Martin Neary was born in London on March 28, 1940. In his youth he was a chorister at the Chapel Royal and later studied organ and theology at Cambridge University (Gonville and Caius Colleges). Among his most important teachers were organist/conductor Geraint Jones, organist André Marchal, and conductors Adrian Boult and Erich Leinsdorf.
Neary first captured attention when he was awarded a prize at the 1963 St. Albans International Organ Festival. In 1965 he began a six-year stint at St. Margaret's, Westminster, as organist and choirmaster. From 1972-1987 he served as organist and master of the choristers at Winchester Cathedral and held the same post at Westminster Abbey from 1988-1999.
By the time he took his post at Westminster Abbey, Neary was recognized as one of England's finest organists and choral conductors. In 1994 Neary led the Westminster Abbey Choir in concert at the Kremlin, becoming the first foreign ensemble to perform there. A year later he appeared on two BBC television programs leading live performances to mark the tercentenary of Purcell's death.

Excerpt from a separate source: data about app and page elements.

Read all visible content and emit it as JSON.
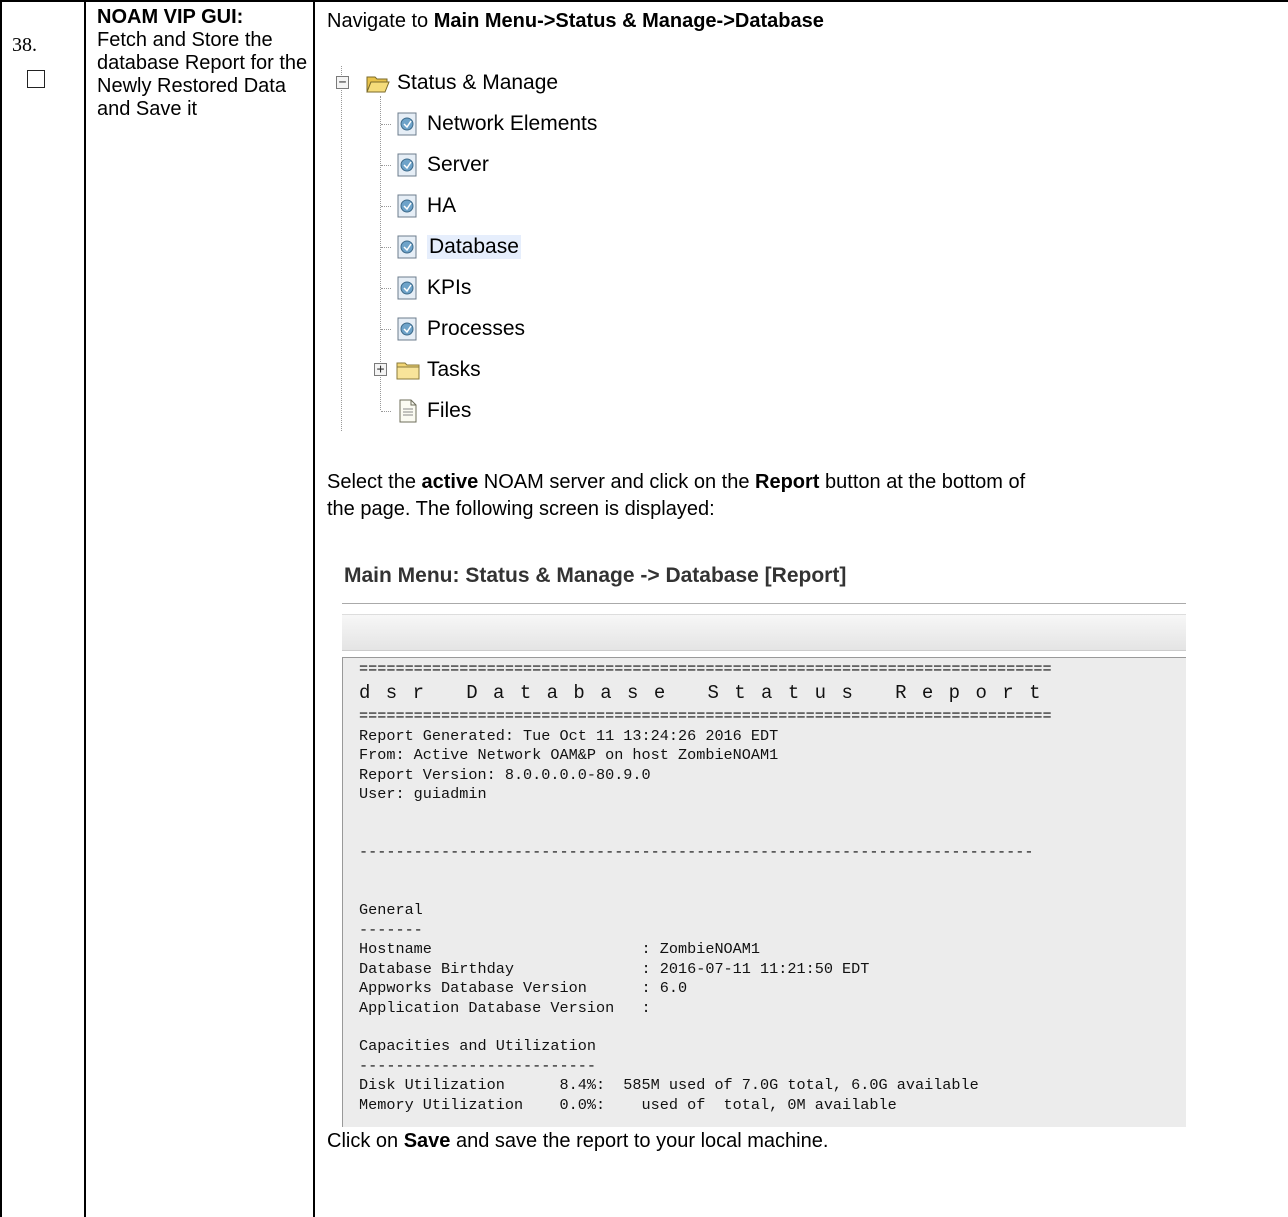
{
  "step": {
    "number": "38.",
    "title_bold": "NOAM VIP GUI:",
    "title_text": "Fetch and Store the database Report for the Newly Restored Data and Save it"
  },
  "instructions": {
    "nav_prefix": "Navigate to ",
    "nav_path": "Main Menu->Status & Manage->Database",
    "select_prefix": "Select the ",
    "select_bold": "active",
    "select_mid": " NOAM server and click on the ",
    "select_button": "Report",
    "select_suffix": " button at the bottom of",
    "select_line2": "the page. The following screen is displayed:",
    "save_prefix": "Click on ",
    "save_bold": "Save",
    "save_suffix": " and save the report to your local machine."
  },
  "tree": {
    "root_label": "Status & Manage",
    "root_expander": "−",
    "items": [
      {
        "label": "Network Elements",
        "icon": "status-page-icon"
      },
      {
        "label": "Server",
        "icon": "status-page-icon"
      },
      {
        "label": "HA",
        "icon": "status-page-icon"
      },
      {
        "label": "Database",
        "icon": "status-page-icon"
      },
      {
        "label": "KPIs",
        "icon": "status-page-icon"
      },
      {
        "label": "Processes",
        "icon": "status-page-icon"
      }
    ],
    "tasks_label": "Tasks",
    "tasks_expander": "+",
    "files_label": "Files"
  },
  "screen": {
    "title": "Main Menu: Status & Manage -> Database [Report]",
    "report": {
      "separator": "============================================================================",
      "heading": "d s r   D a t a b a s e   S t a t u s   R e p o r t",
      "generated": "Report Generated: Tue Oct 11 13:24:26 2016 EDT",
      "from": "From: Active Network OAM&P on host ZombieNOAM1",
      "version": "Report Version: 8.0.0.0.0-80.9.0",
      "user": "User: guiadmin",
      "dash_line": "--------------------------------------------------------------------------",
      "general": "General",
      "general_underline": "-------",
      "hostname": "Hostname                       : ZombieNOAM1",
      "birthday": "Database Birthday              : 2016-07-11 11:21:50 EDT",
      "appworks": "Appworks Database Version      : 6.0",
      "appdb": "Application Database Version   :",
      "capacities": "Capacities and Utilization",
      "cap_underline": "--------------------------",
      "disk": "Disk Utilization      8.4%:  585M used of 7.0G total, 6.0G available",
      "memory": "Memory Utilization    0.0%:    used of  total, 0M available"
    }
  }
}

Neary is most remembered by large segments of the British public for his work in selecting and directing the music at the 1997 funeral of Princess Diana. After leaving his Westminster post, Neary continued to make frequent concert appearances as a freelance artist. While he has composed church music, it is not frequently encountered, even though some of his works have received major attention (i.e., at the 2002 Festival of Church Music in Tucson, AZ). As suggested earlier, Neary has led or participated in many highly praised recordings, among them the Fauré Requiem, Poulenc's Mass, and Duruflé's Two Motets, reissued on EMI Classics in 2007.